**Your objective**
Repeat the following data exactly, omitting pictures.
----
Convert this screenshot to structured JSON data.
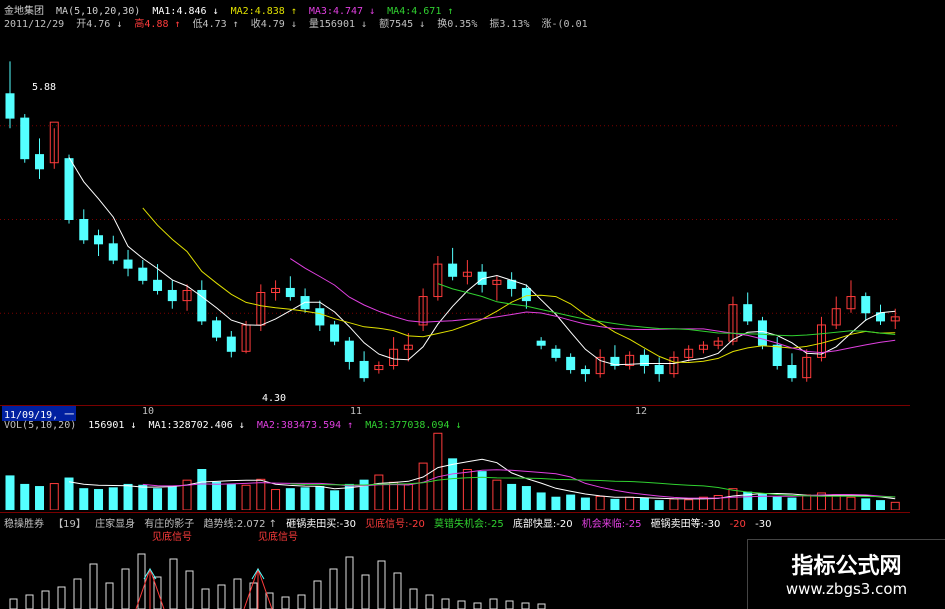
{
  "colors": {
    "bg": "#000000",
    "up": "#ff3c3c",
    "down": "#54ffff",
    "ma5": "#ffffff",
    "ma10": "#e0e000",
    "ma20": "#e040e0",
    "ma30": "#30d030",
    "grid": "#7a0000",
    "text": "#c0c0c0"
  },
  "header": {
    "stock_name": "金地集团",
    "ma_label": "MA(5,10,20,30)",
    "ma1": "MA1:4.846 ↓",
    "ma2": "MA2:4.838 ↑",
    "ma3": "MA3:4.747 ↓",
    "ma4": "MA4:4.671 ↑",
    "date": "2011/12/29",
    "open": "开4.76 ↓",
    "high": "高4.88 ↑",
    "low": "低4.73 ↑",
    "close": "收4.79 ↓",
    "volume": "量156901 ↓",
    "amount": "额7545 ↓",
    "turnover": "换0.35%",
    "amplitude": "振3.13%",
    "change": "涨-(0.01"
  },
  "price_labels": {
    "high_mark": "5.88",
    "low_mark": "4.30"
  },
  "date_axis": {
    "cursor": "11/09/19, 一",
    "m10": "10",
    "m11": "11",
    "m12": "12"
  },
  "volume_header": {
    "label": "VOL(5,10,20)",
    "vol": "156901 ↓",
    "ma1": "MA1:328702.406 ↓",
    "ma2": "MA2:383473.594 ↑",
    "ma3": "MA3:377038.094 ↓"
  },
  "indicator_header": {
    "name": "稳操胜券",
    "param": "【19】",
    "text1": "庄家显身",
    "text2": "有庄的影子",
    "text3": "趋势线:2.072 ↑",
    "text4": "砸锅卖田买:-30",
    "text5": "见底信号:-20",
    "text6": "莫错失机会:-25",
    "text7": "底部快显:-20",
    "text8": "机会来临:-25",
    "text9": "砸锅卖田等:-30",
    "text10": "-20",
    "text11": "-30"
  },
  "signals": [
    "见底信号",
    "见底信号"
  ],
  "watermark": {
    "title": "指标公式网",
    "url": "www.zbgs3.com"
  },
  "chart_data": {
    "type": "candlestick",
    "candles": [
      [
        5.72,
        5.88,
        5.6,
        5.55
      ],
      [
        5.6,
        5.62,
        5.4,
        5.38
      ],
      [
        5.42,
        5.5,
        5.35,
        5.3
      ],
      [
        5.38,
        5.55,
        5.58,
        5.35
      ],
      [
        5.4,
        5.42,
        5.1,
        5.08
      ],
      [
        5.1,
        5.15,
        5.0,
        4.98
      ],
      [
        5.02,
        5.05,
        4.98,
        4.92
      ],
      [
        4.98,
        5.02,
        4.9,
        4.88
      ],
      [
        4.9,
        4.95,
        4.86,
        4.82
      ],
      [
        4.86,
        4.9,
        4.8,
        4.78
      ],
      [
        4.8,
        4.88,
        4.75,
        4.73
      ],
      [
        4.75,
        4.8,
        4.7,
        4.66
      ],
      [
        4.7,
        4.78,
        4.75,
        4.65
      ],
      [
        4.75,
        4.8,
        4.6,
        4.58
      ],
      [
        4.6,
        4.62,
        4.52,
        4.5
      ],
      [
        4.52,
        4.55,
        4.45,
        4.42
      ],
      [
        4.45,
        4.6,
        4.58,
        4.44
      ],
      [
        4.58,
        4.78,
        4.74,
        4.55
      ],
      [
        4.74,
        4.8,
        4.76,
        4.7
      ],
      [
        4.76,
        4.82,
        4.72,
        4.7
      ],
      [
        4.72,
        4.76,
        4.66,
        4.64
      ],
      [
        4.66,
        4.7,
        4.58,
        4.55
      ],
      [
        4.58,
        4.6,
        4.5,
        4.48
      ],
      [
        4.5,
        4.52,
        4.4,
        4.36
      ],
      [
        4.4,
        4.45,
        4.32,
        4.3
      ],
      [
        4.36,
        4.4,
        4.38,
        4.34
      ],
      [
        4.38,
        4.52,
        4.46,
        4.36
      ],
      [
        4.46,
        4.54,
        4.48,
        4.4
      ],
      [
        4.58,
        4.76,
        4.72,
        4.55
      ],
      [
        4.72,
        4.92,
        4.88,
        4.7
      ],
      [
        4.88,
        4.96,
        4.82,
        4.8
      ],
      [
        4.82,
        4.9,
        4.84,
        4.78
      ],
      [
        4.84,
        4.88,
        4.78,
        4.74
      ],
      [
        4.78,
        4.82,
        4.8,
        4.7
      ],
      [
        4.8,
        4.84,
        4.76,
        4.72
      ],
      [
        4.76,
        4.78,
        4.7,
        4.66
      ],
      [
        4.5,
        4.52,
        4.48,
        4.46
      ],
      [
        4.46,
        4.48,
        4.42,
        4.4
      ],
      [
        4.42,
        4.44,
        4.36,
        4.34
      ],
      [
        4.36,
        4.38,
        4.34,
        4.3
      ],
      [
        4.34,
        4.46,
        4.42,
        4.32
      ],
      [
        4.42,
        4.48,
        4.38,
        4.36
      ],
      [
        4.38,
        4.45,
        4.43,
        4.36
      ],
      [
        4.43,
        4.46,
        4.38,
        4.34
      ],
      [
        4.38,
        4.42,
        4.34,
        4.3
      ],
      [
        4.34,
        4.45,
        4.42,
        4.32
      ],
      [
        4.42,
        4.48,
        4.46,
        4.4
      ],
      [
        4.46,
        4.5,
        4.48,
        4.44
      ],
      [
        4.48,
        4.52,
        4.5,
        4.46
      ],
      [
        4.5,
        4.72,
        4.68,
        4.48
      ],
      [
        4.68,
        4.74,
        4.6,
        4.58
      ],
      [
        4.6,
        4.62,
        4.48,
        4.46
      ],
      [
        4.48,
        4.52,
        4.38,
        4.36
      ],
      [
        4.38,
        4.44,
        4.32,
        4.3
      ],
      [
        4.32,
        4.46,
        4.42,
        4.3
      ],
      [
        4.42,
        4.62,
        4.58,
        4.4
      ],
      [
        4.58,
        4.72,
        4.66,
        4.56
      ],
      [
        4.66,
        4.8,
        4.72,
        4.64
      ],
      [
        4.72,
        4.74,
        4.64,
        4.6
      ],
      [
        4.64,
        4.68,
        4.6,
        4.58
      ],
      [
        4.6,
        4.66,
        4.62,
        4.56
      ]
    ],
    "volume": [
      80,
      60,
      55,
      62,
      75,
      50,
      48,
      52,
      60,
      58,
      50,
      55,
      70,
      95,
      65,
      60,
      58,
      72,
      48,
      50,
      52,
      55,
      45,
      60,
      70,
      82,
      65,
      60,
      110,
      180,
      120,
      95,
      90,
      70,
      60,
      55,
      40,
      30,
      35,
      28,
      32,
      25,
      30,
      28,
      22,
      26,
      24,
      30,
      34,
      50,
      42,
      38,
      30,
      28,
      35,
      40,
      36,
      30,
      26,
      22,
      18
    ]
  }
}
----
**Exercise solution**
Convert this screenshot to structured JSON data.
{
  "colors": {
    "bg": "#000000",
    "up": "#ff3c3c",
    "down": "#54ffff",
    "ma5": "#ffffff",
    "ma10": "#e0e000",
    "ma20": "#e040e0",
    "ma30": "#30d030",
    "grid": "#7a0000",
    "text": "#c0c0c0"
  },
  "header": {
    "stock_name": "金地集团",
    "ma_label": "MA(5,10,20,30)",
    "ma1": "MA1:4.846 ↓",
    "ma2": "MA2:4.838 ↑",
    "ma3": "MA3:4.747 ↓",
    "ma4": "MA4:4.671 ↑",
    "date": "2011/12/29",
    "open": "开4.76 ↓",
    "high": "高4.88 ↑",
    "low": "低4.73 ↑",
    "close": "收4.79 ↓",
    "volume": "量156901 ↓",
    "amount": "额7545 ↓",
    "turnover": "换0.35%",
    "amplitude": "振3.13%",
    "change": "涨-(0.01"
  },
  "price_labels": {
    "high_mark": "5.88",
    "low_mark": "4.30"
  },
  "date_axis": {
    "cursor": "11/09/19, 一",
    "m10": "10",
    "m11": "11",
    "m12": "12"
  },
  "volume_header": {
    "label": "VOL(5,10,20)",
    "vol": "156901 ↓",
    "ma1": "MA1:328702.406 ↓",
    "ma2": "MA2:383473.594 ↑",
    "ma3": "MA3:377038.094 ↓"
  },
  "indicator_header": {
    "name": "稳操胜券",
    "param": "【19】",
    "text1": "庄家显身",
    "text2": "有庄的影子",
    "text3": "趋势线:2.072 ↑",
    "text4": "砸锅卖田买:-30",
    "text5": "见底信号:-20",
    "text6": "莫错失机会:-25",
    "text7": "底部快显:-20",
    "text8": "机会来临:-25",
    "text9": "砸锅卖田等:-30",
    "text10": "-20",
    "text11": "-30"
  },
  "signals": [
    "见底信号",
    "见底信号"
  ],
  "watermark": {
    "title": "指标公式网",
    "url": "www.zbgs3.com"
  },
  "chart_data": {
    "type": "candlestick",
    "candles": [
      [
        5.72,
        5.88,
        5.6,
        5.55
      ],
      [
        5.6,
        5.62,
        5.4,
        5.38
      ],
      [
        5.42,
        5.5,
        5.35,
        5.3
      ],
      [
        5.38,
        5.55,
        5.58,
        5.35
      ],
      [
        5.4,
        5.42,
        5.1,
        5.08
      ],
      [
        5.1,
        5.15,
        5.0,
        4.98
      ],
      [
        5.02,
        5.05,
        4.98,
        4.92
      ],
      [
        4.98,
        5.02,
        4.9,
        4.88
      ],
      [
        4.9,
        4.95,
        4.86,
        4.82
      ],
      [
        4.86,
        4.9,
        4.8,
        4.78
      ],
      [
        4.8,
        4.88,
        4.75,
        4.73
      ],
      [
        4.75,
        4.8,
        4.7,
        4.66
      ],
      [
        4.7,
        4.78,
        4.75,
        4.65
      ],
      [
        4.75,
        4.8,
        4.6,
        4.58
      ],
      [
        4.6,
        4.62,
        4.52,
        4.5
      ],
      [
        4.52,
        4.55,
        4.45,
        4.42
      ],
      [
        4.45,
        4.6,
        4.58,
        4.44
      ],
      [
        4.58,
        4.78,
        4.74,
        4.55
      ],
      [
        4.74,
        4.8,
        4.76,
        4.7
      ],
      [
        4.76,
        4.82,
        4.72,
        4.7
      ],
      [
        4.72,
        4.76,
        4.66,
        4.64
      ],
      [
        4.66,
        4.7,
        4.58,
        4.55
      ],
      [
        4.58,
        4.6,
        4.5,
        4.48
      ],
      [
        4.5,
        4.52,
        4.4,
        4.36
      ],
      [
        4.4,
        4.45,
        4.32,
        4.3
      ],
      [
        4.36,
        4.4,
        4.38,
        4.34
      ],
      [
        4.38,
        4.52,
        4.46,
        4.36
      ],
      [
        4.46,
        4.54,
        4.48,
        4.4
      ],
      [
        4.58,
        4.76,
        4.72,
        4.55
      ],
      [
        4.72,
        4.92,
        4.88,
        4.7
      ],
      [
        4.88,
        4.96,
        4.82,
        4.8
      ],
      [
        4.82,
        4.9,
        4.84,
        4.78
      ],
      [
        4.84,
        4.88,
        4.78,
        4.74
      ],
      [
        4.78,
        4.82,
        4.8,
        4.7
      ],
      [
        4.8,
        4.84,
        4.76,
        4.72
      ],
      [
        4.76,
        4.78,
        4.7,
        4.66
      ],
      [
        4.5,
        4.52,
        4.48,
        4.46
      ],
      [
        4.46,
        4.48,
        4.42,
        4.4
      ],
      [
        4.42,
        4.44,
        4.36,
        4.34
      ],
      [
        4.36,
        4.38,
        4.34,
        4.3
      ],
      [
        4.34,
        4.46,
        4.42,
        4.32
      ],
      [
        4.42,
        4.48,
        4.38,
        4.36
      ],
      [
        4.38,
        4.45,
        4.43,
        4.36
      ],
      [
        4.43,
        4.46,
        4.38,
        4.34
      ],
      [
        4.38,
        4.42,
        4.34,
        4.3
      ],
      [
        4.34,
        4.45,
        4.42,
        4.32
      ],
      [
        4.42,
        4.48,
        4.46,
        4.4
      ],
      [
        4.46,
        4.5,
        4.48,
        4.44
      ],
      [
        4.48,
        4.52,
        4.5,
        4.46
      ],
      [
        4.5,
        4.72,
        4.68,
        4.48
      ],
      [
        4.68,
        4.74,
        4.6,
        4.58
      ],
      [
        4.6,
        4.62,
        4.48,
        4.46
      ],
      [
        4.48,
        4.52,
        4.38,
        4.36
      ],
      [
        4.38,
        4.44,
        4.32,
        4.3
      ],
      [
        4.32,
        4.46,
        4.42,
        4.3
      ],
      [
        4.42,
        4.62,
        4.58,
        4.4
      ],
      [
        4.58,
        4.72,
        4.66,
        4.56
      ],
      [
        4.66,
        4.8,
        4.72,
        4.64
      ],
      [
        4.72,
        4.74,
        4.64,
        4.6
      ],
      [
        4.64,
        4.68,
        4.6,
        4.58
      ],
      [
        4.6,
        4.66,
        4.62,
        4.56
      ]
    ],
    "volume": [
      80,
      60,
      55,
      62,
      75,
      50,
      48,
      52,
      60,
      58,
      50,
      55,
      70,
      95,
      65,
      60,
      58,
      72,
      48,
      50,
      52,
      55,
      45,
      60,
      70,
      82,
      65,
      60,
      110,
      180,
      120,
      95,
      90,
      70,
      60,
      55,
      40,
      30,
      35,
      28,
      32,
      25,
      30,
      28,
      22,
      26,
      24,
      30,
      34,
      50,
      42,
      38,
      30,
      28,
      35,
      40,
      36,
      30,
      26,
      22,
      18
    ]
  }
}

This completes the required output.